* [Task brief]: Scan the records for the string "answer" and copy every line that holds it.

* [Source information]:

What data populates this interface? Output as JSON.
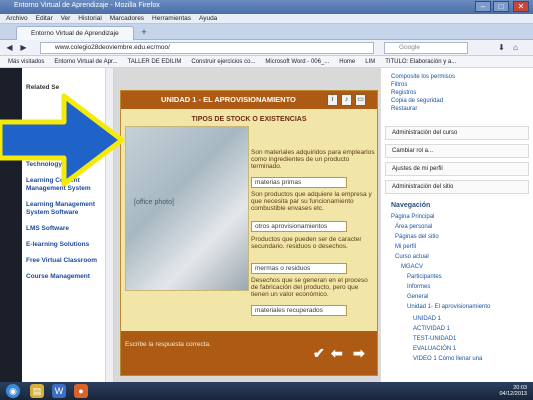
{
  "window": {
    "title": "Entorno Virtual de Aprendizaje - Mozilla Firefox",
    "minimize": "–",
    "maximize": "□",
    "close": "✕"
  },
  "menu": [
    "Archivo",
    "Editar",
    "Ver",
    "Historial",
    "Marcadores",
    "Herramientas",
    "Ayuda"
  ],
  "tab": {
    "label": "Entorno Virtual de Aprendizaje",
    "new_tab": "+"
  },
  "nav": {
    "back": "◀",
    "forward": "▶",
    "url": "www.colegio28deoviembre.edu.ec/moo/",
    "search_placeholder": "Google",
    "home": "⌂",
    "download": "⬇"
  },
  "bookmarks": [
    "Más visitados",
    "Entorno Virtual de Apr...",
    "TALLER DE EDILIM",
    "Construir ejercicios co...",
    "Microsoft Word - 006_...",
    "Home",
    "LIM",
    "TITULO: Elaboración y a..."
  ],
  "leftnav": {
    "title": "Related Se",
    "links": [
      "Technology Program",
      "Learning Content Management System",
      "Learning Management System Software",
      "LMS Software",
      "E-learning Solutions",
      "Free Virtual Classroom",
      "Course Management"
    ]
  },
  "lesson": {
    "header": "UNIDAD 1 - EL APROVISIONAMIENTO",
    "subtitle": "TIPOS DE STOCK O EXISTENCIAS",
    "photo_placeholder": "[office photo]",
    "items": [
      {
        "desc": "Son materiales adquiridos para emplearlos como ingredientes de un producto terminado.",
        "answer": "materias primas"
      },
      {
        "desc": "Son productos que adquiere la empresa y que necesita par su funcionamiento combustible envases etc.",
        "answer": "otros aprovisionamientos"
      },
      {
        "desc": "Productos que pueden ser de caracter secundario. residuos o desechos.",
        "answer": "mermas o residuos"
      },
      {
        "desc": "Desechos que se generan en el proceso de fabricación del producto, pero que tienen un valor económico.",
        "answer": "materiales recuperados"
      }
    ],
    "instruction": "Escribe la respuesta correcta.",
    "check": "✔",
    "back": "⬅",
    "next": "➡"
  },
  "rightcol": {
    "top_items": [
      "Composite los permisos",
      "Filtros",
      "Registros",
      "Copia de seguridad",
      "Restaurar"
    ],
    "blocks": [
      "Administración del curso",
      "Cambiar rol a...",
      "Ajustes de mi perfil",
      "Administración del sitio"
    ],
    "nav_title": "Navegación",
    "nav_items": [
      "Página Principal",
      "Área personal",
      "Páginas del sitio",
      "Mi perfil",
      "Curso actual",
      "MGACV",
      "Participantes",
      "Informes",
      "General",
      "Unidad 1- El aprovisionamiento",
      "UNIDAD 1",
      "ACTIVIDAD 1",
      "TEST-UNIDAD1",
      "EVALUACIÓN 1",
      "VIDEO 1 Cómo llenar una"
    ]
  },
  "taskbar": {
    "clock_time": "20:03",
    "clock_date": "04/12/2013"
  },
  "colors": {
    "header": "#ad5a14",
    "lesson_bg": "#f1e6a7",
    "arrow_fill": "#1f63c9",
    "arrow_outline": "#f5e90a"
  }
}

* [Output of the exercise]:
        "answer": "materias primas"
        "answer": "otros aprovisionamientos"
        "answer": "mermas o residuos"
        "answer": "materiales recuperados"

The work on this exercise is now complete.